When the weather is so hot, the goats are up and about with the first light and they use the cool of the morning for their most important pastime — no, not eating, though that is indeed very important to them. Their most important pastime is working on their hierarchy. They butt heads by the hour. They do seem to enjoy it so much. One will sidle up to another and shove her rudely. The other will shove back. Then they will say increasingly rude things to each other, escalating, escalating. One will back off and rear up threateningly and the other will stand fearlessly, sturdily to receive the blow. They both back off and rear up again and — bam — head to head. All around the barnyard pairs of goats are squaring off and butting heads. Each pair has a referee, a third goat who stands at right angles and watches the head-butts judiciously. Once one decides she doesn’t want to stand up against another’s abuse any more, she just wanders off, often to find another one to contest.
The hierarchy is too complex for us to completely understand. It has to do with age and size, and having a horn gives you an advantage, and if you lose today you get another chance tomorrow to move up. Goats who have lived together for six years are still working to see who is higher and who is lower. Nothing really comes of it except everyone knows where you stand.
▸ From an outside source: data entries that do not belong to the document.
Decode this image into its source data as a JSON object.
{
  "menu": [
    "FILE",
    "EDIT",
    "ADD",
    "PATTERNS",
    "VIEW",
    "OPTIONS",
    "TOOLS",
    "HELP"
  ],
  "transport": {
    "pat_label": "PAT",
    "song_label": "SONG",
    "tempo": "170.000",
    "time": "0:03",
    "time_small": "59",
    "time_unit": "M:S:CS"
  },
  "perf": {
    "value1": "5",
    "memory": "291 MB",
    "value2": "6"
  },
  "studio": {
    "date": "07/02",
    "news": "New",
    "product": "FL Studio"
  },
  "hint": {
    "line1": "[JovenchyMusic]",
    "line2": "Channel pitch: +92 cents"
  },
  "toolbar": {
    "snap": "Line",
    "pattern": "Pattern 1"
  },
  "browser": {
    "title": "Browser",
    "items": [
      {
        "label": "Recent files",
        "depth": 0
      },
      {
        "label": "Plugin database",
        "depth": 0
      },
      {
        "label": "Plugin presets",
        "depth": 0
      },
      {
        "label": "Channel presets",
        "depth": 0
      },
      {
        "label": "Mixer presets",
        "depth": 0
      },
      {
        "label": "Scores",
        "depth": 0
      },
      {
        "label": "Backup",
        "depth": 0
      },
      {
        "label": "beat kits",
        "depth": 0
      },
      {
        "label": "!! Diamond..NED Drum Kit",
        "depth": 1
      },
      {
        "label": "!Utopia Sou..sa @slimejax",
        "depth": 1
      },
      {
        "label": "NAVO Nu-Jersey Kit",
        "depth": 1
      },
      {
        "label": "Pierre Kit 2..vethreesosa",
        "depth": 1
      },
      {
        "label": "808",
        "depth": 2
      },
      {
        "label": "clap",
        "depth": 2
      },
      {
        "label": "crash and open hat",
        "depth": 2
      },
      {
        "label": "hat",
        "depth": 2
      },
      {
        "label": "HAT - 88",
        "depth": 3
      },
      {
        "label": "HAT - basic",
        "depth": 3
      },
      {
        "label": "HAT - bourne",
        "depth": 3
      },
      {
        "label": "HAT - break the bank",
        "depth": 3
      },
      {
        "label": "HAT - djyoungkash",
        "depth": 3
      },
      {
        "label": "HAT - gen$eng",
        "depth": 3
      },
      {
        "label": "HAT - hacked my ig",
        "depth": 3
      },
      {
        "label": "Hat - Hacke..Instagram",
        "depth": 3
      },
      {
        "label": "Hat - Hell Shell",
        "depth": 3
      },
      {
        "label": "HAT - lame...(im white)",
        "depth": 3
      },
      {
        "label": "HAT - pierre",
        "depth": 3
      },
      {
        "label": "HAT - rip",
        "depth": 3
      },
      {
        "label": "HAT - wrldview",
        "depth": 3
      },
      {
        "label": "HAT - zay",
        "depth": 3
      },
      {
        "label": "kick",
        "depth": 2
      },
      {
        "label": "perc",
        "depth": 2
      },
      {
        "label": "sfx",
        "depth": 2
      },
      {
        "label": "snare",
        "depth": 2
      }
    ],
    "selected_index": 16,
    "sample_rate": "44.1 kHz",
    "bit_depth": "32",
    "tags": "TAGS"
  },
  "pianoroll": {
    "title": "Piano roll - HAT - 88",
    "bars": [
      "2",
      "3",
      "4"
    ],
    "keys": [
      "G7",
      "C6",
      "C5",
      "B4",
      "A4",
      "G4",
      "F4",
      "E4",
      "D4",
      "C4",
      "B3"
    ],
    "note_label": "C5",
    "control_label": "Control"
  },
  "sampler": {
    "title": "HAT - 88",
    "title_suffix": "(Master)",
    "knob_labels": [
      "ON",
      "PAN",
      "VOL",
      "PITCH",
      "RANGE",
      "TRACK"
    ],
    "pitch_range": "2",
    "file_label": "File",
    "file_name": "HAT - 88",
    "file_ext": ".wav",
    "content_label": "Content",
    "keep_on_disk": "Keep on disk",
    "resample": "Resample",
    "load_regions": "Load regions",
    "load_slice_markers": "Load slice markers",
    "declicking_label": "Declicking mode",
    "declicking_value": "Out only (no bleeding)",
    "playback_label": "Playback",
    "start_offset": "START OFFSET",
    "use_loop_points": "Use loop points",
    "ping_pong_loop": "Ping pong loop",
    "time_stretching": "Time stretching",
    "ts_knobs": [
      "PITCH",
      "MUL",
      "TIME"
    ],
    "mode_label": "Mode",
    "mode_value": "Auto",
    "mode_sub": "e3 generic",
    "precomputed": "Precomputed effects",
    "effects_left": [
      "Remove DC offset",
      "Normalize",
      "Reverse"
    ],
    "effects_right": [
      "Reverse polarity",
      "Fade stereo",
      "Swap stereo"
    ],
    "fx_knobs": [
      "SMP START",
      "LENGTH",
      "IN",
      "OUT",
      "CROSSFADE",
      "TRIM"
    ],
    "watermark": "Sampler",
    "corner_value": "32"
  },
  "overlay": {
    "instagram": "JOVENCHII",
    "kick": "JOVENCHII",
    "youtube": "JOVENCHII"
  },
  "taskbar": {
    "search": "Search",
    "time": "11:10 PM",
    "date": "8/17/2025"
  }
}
There is a slight effect on who gets to go into the milking parlor first, and who gets to eat from this hay bunk or that hay bunk. But it is all the same hay, and everyone gets into the parlor to be milked.
So after they have been milked and fed and they have eaten and worked hard on their hierarchy for a while, they settle peacefully around, some in the barn, some in the shade of the “Goat Pagoda” outside on the open hillside, some in the shade of the cheese room which overlooks the barnyard. They chew their cud and tell quiet stories while the small kids chase each other in and out and up the stairs and down. Then everyone has a good nap. About noon they all get up and have a deep drink of water, which is up to about the right temperature by then. They have another round of hay-eating and cud-chewing and a nice siesta.
It is very peaceful to go into the barn during siesta. It is hard to believe that just a few hours ago these peaceful goats were whacking each other with bone-jarring blows to the head.. One such blow would lay you or me in the grave. In fact, if you are accosted by a goat offering to butt heads with you, just say no, I don’t think so, and scratch its ears instead. It would win.